Verb[edit]

bád

  1. to simulate

References[edit]

  • Mark Van de Velde, A Grammar of Eton (2008, →ISBN

Irish[edit]

Pronunciation[edit]

Etymology 1[edit]

From Middle Irish bát (compare Scottish Gaelic bàta, Manx baatey), borrowed from Old English bāt.

Noun[edit]

bád m (genitive singular báid, nominative plural báid)

  1. boat
    Synonym: nae
Usage notes[edit]
  • Although bád is grammatically masculine, it is used with feminine pronouns; compare the use of she to refer to boats in English.
Declension[edit]
Derived terms[edit]

Further reading[edit]

  • Ó Dónaill, Niall (1977), “bád”, in Foclóir Gaeilge–Béarla, Dublin: An Gúm, →ISBN
  • G. Toner, M. Ní Mhaonaigh, S. Arbuthnot, D. Wodtko, M.-L. Theuerkauf, editors (2019), “bát”, in eDIL: Electronic Dictionary of the Irish Language
  • Greene, D. (1973), “The influence of Scandinavian on Irish”, in Bo Almqvist and David Greene, editors, Proceedings of the Seventh Viking Congress[1], Dundalk: Dundalgan Press, pages 75–82

Etymology 2[edit]

Alternative forms[edit]

Verb[edit]

bád

  1. (archaic, Munster) first-person singular present subjunctive of báigh

Mutation[edit]

Irish mutation
Radical Lenition Eclipsis
bád bhád mbád
Note: Some of these forms may be hypothetical.

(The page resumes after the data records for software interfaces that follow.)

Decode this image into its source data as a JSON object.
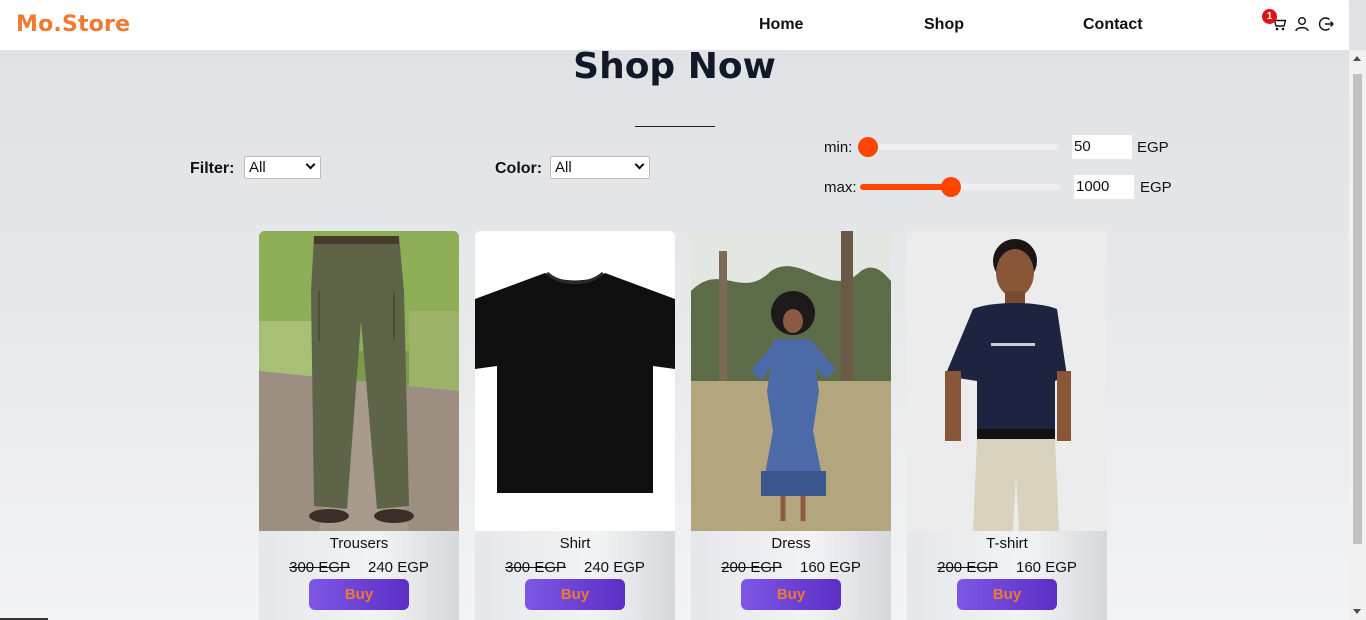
{
  "header": {
    "brand": "Mo.Store",
    "nav": {
      "home": "Home",
      "shop": "Shop",
      "contact": "Contact"
    },
    "cart_count": "1",
    "icons": [
      "cart-icon",
      "user-icon",
      "logout-icon"
    ]
  },
  "main": {
    "title": "Shop Now",
    "filters": {
      "filter_label": "Filter:",
      "filter_value": "All",
      "color_label": "Color:",
      "color_value": "All",
      "min_label": "min:",
      "min_value": "50",
      "max_label": "max:",
      "max_value": "1000",
      "currency": "EGP",
      "min_slider_fraction": 0.0,
      "max_slider_fraction": 0.45
    },
    "products": [
      {
        "name": "Trousers",
        "old_price": "300 EGP",
        "price": "240 EGP",
        "buy_label": "Buy"
      },
      {
        "name": "Shirt",
        "old_price": "300 EGP",
        "price": "240 EGP",
        "buy_label": "Buy"
      },
      {
        "name": "Dress",
        "old_price": "200 EGP",
        "price": "160 EGP",
        "buy_label": "Buy"
      },
      {
        "name": "T-shirt",
        "old_price": "200 EGP",
        "price": "160 EGP",
        "buy_label": "Buy"
      }
    ]
  },
  "colors": {
    "brand": "#ef7b32",
    "accent": "#ff4500",
    "button": "#6a3fd6",
    "badge": "#e01414"
  }
}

Not every possible mutated form of every word actually occurs.